The Cherokee entered Georgia from the east during the
1400's, as the Moundbuilder culture began to decline. Over the next
3 centuries they pushed west, pressured by European settlers from the
coast. During this time period they frequently did battle the Creek
Indians who controlled the land.
In 1755, after a victory at the battle of Taliwa, the
Cherokee established their border as the first ridge south of the Chattahoochee
River. Slowly, the Cherokee populated the former Creek lands. By the
end of general hostilities with the settlers in 1793 the Cherokee controlled
all the land that now encompasses North Georgia's Chieftains Trail.
Cherokee leaders included James and Joseph Vann (original
owners of the Vann House),
Major Ridge (builder of today's Chieftains
Museum) and John Ross, leader of the Cherokee Nation. It was Ross
who led the nationalist movement, including the building of the first
Capital, New Echota, to prevent
its destruction by the intrusive (and illegal) laws of the state of
Ross and Ridge, as representatives of the Cherokee Nation,
struggled to keep their homeland. Developing after Georgia's Sixth Land
Lottery, a group of Cherokee known as the Treaty Party advocated voluntary
removal to the so-called "Indian Lands" (present-day Oklahoma).
Ridge was slowly being drawn into the Treaty Party by the erudite arguments
of his son and nephew, both of whom were members.
In 1835 the Treaty Party signed the Treaty of New Echota,
which gave the Cherokee Nation to the Federal Government. At the time
less than 500 (out of 17,000) Cherokee belonged to the Treaty Party.
In spite of attempts by the Cherokee to have the treaty rejected, the

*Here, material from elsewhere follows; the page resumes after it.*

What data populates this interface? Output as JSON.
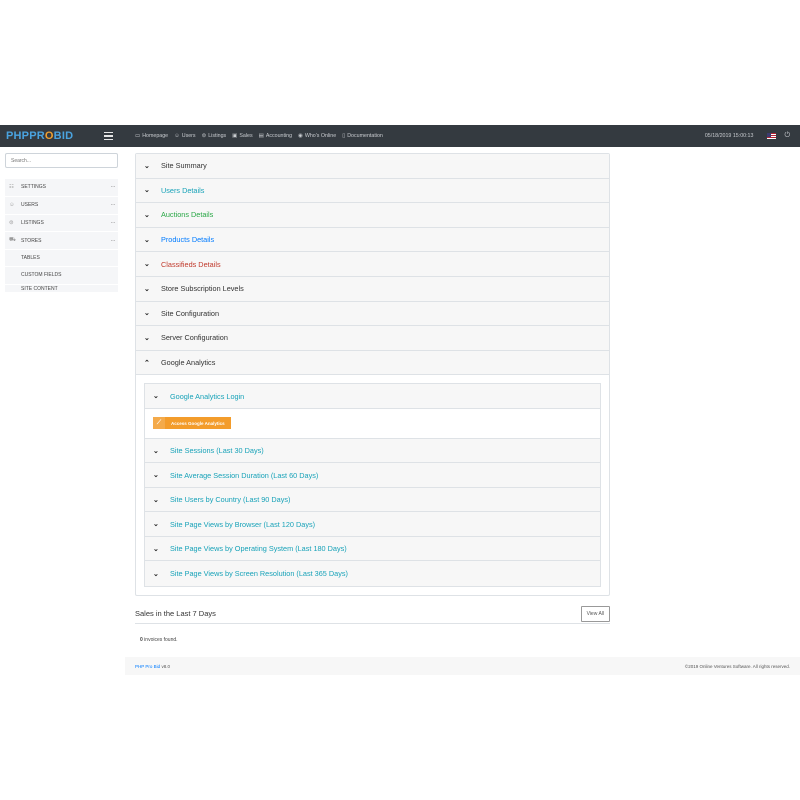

Senate approved the treaty by a single vote. Three years later the Nation
was forced to move west against its will on The Trail of Tears.